What to produce:
Which lines of the entries contain the string "Code"? Copy each of them.

Dataset extract:
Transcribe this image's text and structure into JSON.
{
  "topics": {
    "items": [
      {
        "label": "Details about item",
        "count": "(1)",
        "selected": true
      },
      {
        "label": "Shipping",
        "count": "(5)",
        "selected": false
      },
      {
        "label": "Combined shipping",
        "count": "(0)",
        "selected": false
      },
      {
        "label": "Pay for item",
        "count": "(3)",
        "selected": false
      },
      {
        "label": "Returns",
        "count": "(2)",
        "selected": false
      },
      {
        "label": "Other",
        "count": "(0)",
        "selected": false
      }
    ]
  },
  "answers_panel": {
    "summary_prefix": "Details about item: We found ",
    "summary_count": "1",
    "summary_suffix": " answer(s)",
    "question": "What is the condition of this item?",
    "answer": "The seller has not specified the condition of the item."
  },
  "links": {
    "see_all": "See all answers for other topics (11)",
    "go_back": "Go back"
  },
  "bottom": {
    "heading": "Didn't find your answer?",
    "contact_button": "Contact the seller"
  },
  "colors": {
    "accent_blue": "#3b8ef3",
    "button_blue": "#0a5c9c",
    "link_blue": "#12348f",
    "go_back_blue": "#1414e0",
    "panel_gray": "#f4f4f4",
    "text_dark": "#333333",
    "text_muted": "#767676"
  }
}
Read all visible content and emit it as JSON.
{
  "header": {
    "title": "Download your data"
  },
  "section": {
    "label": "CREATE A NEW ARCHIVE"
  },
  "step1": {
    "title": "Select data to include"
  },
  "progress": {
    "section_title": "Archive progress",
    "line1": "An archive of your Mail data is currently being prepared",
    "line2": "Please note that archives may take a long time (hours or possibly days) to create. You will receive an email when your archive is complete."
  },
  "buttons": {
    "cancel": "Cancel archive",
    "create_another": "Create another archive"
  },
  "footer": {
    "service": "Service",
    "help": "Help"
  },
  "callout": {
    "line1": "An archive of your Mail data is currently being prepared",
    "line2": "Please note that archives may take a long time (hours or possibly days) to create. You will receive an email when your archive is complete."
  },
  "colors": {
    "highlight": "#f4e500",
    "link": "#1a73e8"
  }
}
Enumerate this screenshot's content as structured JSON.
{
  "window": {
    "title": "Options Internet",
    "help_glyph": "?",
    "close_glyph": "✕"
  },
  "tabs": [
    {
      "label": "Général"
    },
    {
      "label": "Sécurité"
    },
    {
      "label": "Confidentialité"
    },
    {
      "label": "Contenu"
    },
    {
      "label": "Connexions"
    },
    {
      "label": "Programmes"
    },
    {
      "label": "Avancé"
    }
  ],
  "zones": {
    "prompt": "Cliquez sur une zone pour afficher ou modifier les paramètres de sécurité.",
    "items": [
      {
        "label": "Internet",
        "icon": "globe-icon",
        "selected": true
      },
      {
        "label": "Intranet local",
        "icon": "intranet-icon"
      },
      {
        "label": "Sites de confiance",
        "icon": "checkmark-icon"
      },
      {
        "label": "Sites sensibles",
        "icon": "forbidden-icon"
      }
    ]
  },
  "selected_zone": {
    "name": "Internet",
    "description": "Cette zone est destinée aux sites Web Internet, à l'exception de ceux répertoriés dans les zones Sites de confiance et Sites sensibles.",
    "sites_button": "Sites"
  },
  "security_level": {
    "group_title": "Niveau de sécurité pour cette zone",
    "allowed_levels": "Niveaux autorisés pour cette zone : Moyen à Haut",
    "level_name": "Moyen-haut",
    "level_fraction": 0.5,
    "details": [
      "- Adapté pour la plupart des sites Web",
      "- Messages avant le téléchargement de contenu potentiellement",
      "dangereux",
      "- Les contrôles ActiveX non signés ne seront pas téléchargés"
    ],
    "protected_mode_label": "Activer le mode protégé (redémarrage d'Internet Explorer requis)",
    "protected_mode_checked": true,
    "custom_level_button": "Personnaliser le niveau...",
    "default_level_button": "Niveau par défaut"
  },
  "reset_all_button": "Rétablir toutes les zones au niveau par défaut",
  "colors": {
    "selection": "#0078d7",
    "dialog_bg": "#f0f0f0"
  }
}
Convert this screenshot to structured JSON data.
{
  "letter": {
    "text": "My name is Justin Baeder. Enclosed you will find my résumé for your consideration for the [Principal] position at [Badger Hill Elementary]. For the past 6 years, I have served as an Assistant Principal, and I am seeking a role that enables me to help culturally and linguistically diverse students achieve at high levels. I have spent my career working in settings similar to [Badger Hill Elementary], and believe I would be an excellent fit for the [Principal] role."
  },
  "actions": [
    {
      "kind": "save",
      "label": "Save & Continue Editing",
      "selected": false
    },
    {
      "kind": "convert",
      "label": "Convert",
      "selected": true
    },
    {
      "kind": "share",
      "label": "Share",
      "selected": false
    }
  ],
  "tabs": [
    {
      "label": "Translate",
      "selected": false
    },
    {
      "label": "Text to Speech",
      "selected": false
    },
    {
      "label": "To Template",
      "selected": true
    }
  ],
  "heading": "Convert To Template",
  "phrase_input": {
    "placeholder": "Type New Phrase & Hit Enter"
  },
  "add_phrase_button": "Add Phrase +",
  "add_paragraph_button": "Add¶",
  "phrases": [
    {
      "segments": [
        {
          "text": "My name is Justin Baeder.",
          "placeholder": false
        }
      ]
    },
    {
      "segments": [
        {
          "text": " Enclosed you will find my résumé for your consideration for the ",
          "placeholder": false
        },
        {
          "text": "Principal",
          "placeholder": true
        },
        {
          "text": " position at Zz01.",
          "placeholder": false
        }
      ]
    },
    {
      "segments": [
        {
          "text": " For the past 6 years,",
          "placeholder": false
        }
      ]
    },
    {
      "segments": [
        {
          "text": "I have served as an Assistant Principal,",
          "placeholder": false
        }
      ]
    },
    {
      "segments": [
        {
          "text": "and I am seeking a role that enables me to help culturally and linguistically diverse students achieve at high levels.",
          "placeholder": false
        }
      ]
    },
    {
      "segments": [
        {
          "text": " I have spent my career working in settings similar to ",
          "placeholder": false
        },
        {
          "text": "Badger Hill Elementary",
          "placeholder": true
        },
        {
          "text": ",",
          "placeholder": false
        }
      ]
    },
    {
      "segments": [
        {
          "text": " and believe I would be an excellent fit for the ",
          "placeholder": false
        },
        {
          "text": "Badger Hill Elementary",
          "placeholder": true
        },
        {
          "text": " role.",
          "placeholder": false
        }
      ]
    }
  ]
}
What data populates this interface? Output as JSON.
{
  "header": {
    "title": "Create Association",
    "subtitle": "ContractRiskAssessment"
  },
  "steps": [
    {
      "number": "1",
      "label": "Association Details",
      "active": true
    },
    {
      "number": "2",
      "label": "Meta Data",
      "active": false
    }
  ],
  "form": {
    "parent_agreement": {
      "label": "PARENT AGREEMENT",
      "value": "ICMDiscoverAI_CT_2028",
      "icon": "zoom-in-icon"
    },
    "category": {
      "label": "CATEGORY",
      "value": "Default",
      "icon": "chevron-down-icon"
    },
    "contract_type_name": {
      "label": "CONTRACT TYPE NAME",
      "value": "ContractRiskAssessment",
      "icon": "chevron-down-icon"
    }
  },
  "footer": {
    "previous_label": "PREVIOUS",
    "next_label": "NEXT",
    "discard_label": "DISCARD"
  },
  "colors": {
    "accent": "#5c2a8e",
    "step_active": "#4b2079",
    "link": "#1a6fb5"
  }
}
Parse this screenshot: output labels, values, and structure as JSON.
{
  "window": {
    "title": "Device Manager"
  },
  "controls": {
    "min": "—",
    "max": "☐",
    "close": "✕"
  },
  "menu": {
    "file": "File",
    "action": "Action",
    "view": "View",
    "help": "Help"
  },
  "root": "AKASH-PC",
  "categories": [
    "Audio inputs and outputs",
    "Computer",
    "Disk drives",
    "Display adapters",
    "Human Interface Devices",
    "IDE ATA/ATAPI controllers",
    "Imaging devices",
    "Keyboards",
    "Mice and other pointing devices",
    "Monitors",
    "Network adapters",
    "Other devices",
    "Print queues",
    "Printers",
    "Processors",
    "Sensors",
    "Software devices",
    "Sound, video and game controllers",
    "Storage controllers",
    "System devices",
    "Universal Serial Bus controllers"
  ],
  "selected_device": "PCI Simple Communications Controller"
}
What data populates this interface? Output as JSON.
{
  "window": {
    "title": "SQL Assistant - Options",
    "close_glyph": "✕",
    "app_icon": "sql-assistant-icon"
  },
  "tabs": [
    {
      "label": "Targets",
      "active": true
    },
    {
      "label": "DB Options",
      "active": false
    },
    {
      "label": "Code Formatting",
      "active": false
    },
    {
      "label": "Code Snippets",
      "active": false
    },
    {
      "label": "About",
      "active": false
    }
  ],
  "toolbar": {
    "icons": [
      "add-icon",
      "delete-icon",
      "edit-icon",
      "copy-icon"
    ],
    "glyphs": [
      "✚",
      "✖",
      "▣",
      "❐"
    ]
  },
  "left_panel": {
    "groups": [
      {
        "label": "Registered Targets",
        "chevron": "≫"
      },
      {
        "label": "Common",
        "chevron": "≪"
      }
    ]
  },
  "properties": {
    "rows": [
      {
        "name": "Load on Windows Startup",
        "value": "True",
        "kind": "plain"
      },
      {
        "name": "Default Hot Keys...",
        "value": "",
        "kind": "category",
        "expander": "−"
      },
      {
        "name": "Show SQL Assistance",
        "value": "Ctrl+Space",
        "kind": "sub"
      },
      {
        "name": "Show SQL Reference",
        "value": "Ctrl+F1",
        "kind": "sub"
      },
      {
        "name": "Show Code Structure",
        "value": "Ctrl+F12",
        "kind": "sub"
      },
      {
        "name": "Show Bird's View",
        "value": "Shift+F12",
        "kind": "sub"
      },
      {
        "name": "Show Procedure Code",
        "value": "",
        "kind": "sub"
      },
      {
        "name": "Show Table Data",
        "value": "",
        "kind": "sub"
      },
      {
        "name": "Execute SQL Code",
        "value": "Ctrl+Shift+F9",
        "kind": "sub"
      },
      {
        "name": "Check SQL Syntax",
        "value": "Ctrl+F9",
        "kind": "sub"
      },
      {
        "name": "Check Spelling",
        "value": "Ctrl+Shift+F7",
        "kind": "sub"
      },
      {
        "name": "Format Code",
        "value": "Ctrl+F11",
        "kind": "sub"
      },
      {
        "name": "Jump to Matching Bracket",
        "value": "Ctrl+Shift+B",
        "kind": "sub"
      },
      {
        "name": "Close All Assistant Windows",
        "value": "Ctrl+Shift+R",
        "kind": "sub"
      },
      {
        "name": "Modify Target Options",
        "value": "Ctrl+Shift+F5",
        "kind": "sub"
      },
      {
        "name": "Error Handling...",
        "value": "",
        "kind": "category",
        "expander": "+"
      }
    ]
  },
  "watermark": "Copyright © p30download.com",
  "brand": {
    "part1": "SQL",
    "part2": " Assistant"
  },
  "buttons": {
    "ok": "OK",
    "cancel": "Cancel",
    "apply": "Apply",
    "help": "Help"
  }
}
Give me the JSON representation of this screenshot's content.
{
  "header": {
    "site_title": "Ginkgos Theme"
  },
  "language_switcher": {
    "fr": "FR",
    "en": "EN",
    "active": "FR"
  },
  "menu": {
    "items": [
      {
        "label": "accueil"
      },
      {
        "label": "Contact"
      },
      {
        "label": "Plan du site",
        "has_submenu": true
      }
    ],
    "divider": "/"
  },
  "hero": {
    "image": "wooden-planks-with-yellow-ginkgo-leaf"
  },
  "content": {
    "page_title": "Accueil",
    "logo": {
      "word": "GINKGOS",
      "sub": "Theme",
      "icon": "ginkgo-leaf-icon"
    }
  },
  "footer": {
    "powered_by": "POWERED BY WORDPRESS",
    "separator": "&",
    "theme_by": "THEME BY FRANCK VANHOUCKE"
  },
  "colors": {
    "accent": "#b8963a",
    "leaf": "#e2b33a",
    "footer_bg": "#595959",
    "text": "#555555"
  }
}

Your solution:
      "label": "Code Formatting",
      "label": "Code Snippets",
        "name": "Show Code Structure",
        "name": "Show Procedure Code",
        "name": "Execute SQL Code",
        "name": "Format Code",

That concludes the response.